[Dataset rows describing interfaces]
---------------
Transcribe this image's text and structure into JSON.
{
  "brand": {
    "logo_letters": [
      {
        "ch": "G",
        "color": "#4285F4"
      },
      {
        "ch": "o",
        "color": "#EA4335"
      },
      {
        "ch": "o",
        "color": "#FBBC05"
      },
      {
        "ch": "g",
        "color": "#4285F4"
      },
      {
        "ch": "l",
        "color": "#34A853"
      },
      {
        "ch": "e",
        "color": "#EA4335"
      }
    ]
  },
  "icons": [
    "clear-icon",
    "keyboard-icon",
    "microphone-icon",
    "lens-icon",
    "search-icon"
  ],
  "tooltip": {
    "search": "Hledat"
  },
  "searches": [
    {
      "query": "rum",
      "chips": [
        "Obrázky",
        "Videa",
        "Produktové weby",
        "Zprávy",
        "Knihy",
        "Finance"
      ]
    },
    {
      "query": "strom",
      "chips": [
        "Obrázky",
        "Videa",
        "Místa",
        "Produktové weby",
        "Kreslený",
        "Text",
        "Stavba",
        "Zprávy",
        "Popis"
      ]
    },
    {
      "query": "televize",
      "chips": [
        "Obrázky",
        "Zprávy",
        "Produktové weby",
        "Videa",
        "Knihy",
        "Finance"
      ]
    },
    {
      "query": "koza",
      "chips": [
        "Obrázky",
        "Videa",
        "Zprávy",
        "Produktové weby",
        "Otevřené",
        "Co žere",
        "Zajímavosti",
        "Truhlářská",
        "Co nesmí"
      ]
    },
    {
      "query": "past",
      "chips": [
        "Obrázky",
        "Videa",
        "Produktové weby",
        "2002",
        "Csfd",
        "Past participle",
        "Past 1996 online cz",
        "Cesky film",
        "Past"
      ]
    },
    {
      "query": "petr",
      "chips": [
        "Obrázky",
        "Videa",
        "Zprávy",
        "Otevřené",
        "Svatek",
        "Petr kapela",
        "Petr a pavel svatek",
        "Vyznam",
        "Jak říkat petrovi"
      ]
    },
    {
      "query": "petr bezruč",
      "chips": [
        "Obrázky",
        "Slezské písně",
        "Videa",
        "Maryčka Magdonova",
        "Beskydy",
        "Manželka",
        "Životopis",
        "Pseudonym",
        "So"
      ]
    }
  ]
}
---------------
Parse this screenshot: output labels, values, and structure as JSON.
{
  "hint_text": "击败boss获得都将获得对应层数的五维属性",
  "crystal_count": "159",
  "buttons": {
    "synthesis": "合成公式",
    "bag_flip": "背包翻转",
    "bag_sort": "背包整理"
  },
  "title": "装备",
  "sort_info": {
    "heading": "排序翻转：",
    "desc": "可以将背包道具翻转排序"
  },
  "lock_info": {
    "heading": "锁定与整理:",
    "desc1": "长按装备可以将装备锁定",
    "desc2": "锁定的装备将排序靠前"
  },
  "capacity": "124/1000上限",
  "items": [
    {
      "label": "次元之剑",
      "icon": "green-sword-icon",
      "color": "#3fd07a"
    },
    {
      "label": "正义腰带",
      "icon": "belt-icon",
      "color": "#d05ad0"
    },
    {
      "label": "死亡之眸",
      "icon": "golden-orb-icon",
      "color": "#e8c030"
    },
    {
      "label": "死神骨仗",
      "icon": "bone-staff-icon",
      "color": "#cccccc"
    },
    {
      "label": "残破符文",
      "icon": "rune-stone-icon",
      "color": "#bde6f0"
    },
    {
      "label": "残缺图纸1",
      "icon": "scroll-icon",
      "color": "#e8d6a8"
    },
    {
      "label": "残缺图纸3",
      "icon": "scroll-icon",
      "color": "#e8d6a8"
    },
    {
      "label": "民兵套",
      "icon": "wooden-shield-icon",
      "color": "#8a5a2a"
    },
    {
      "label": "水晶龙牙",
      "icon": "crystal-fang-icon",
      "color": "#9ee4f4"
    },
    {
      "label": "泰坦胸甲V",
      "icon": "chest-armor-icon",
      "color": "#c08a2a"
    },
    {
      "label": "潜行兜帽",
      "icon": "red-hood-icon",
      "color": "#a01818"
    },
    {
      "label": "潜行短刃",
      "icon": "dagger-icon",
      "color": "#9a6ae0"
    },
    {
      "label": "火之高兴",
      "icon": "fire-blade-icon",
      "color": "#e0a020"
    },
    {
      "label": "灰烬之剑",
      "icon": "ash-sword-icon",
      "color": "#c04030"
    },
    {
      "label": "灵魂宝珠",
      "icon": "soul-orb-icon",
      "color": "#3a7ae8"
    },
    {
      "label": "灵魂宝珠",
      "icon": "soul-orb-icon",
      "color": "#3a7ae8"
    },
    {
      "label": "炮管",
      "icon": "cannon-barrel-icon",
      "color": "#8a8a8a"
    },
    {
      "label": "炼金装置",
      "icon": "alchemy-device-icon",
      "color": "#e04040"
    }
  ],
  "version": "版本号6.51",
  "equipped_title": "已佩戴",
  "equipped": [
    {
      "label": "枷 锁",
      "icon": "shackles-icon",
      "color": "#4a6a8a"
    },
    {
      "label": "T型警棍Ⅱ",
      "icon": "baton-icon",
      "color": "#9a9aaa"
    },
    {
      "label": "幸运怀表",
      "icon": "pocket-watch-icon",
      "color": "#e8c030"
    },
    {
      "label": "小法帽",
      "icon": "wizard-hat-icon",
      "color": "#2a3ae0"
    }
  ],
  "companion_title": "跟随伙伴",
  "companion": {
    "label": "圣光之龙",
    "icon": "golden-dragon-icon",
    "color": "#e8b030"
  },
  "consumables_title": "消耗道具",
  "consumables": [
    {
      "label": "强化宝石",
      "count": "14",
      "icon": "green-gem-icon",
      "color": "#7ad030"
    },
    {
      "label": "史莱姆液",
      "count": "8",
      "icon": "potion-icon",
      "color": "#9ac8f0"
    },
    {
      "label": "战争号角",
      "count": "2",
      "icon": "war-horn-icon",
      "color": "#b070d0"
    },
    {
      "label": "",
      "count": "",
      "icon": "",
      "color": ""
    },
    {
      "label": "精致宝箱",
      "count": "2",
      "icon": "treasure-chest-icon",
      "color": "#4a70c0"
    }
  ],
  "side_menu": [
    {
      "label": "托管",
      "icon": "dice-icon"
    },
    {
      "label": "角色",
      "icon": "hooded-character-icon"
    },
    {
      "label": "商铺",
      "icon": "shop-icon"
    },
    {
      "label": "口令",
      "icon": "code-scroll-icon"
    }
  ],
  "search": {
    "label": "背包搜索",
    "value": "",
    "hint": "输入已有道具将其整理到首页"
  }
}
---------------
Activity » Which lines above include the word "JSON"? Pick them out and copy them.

The completed task »
Transcribe this image's text and structure into JSON.
Parse this screenshot: output labels, values, and structure as JSON.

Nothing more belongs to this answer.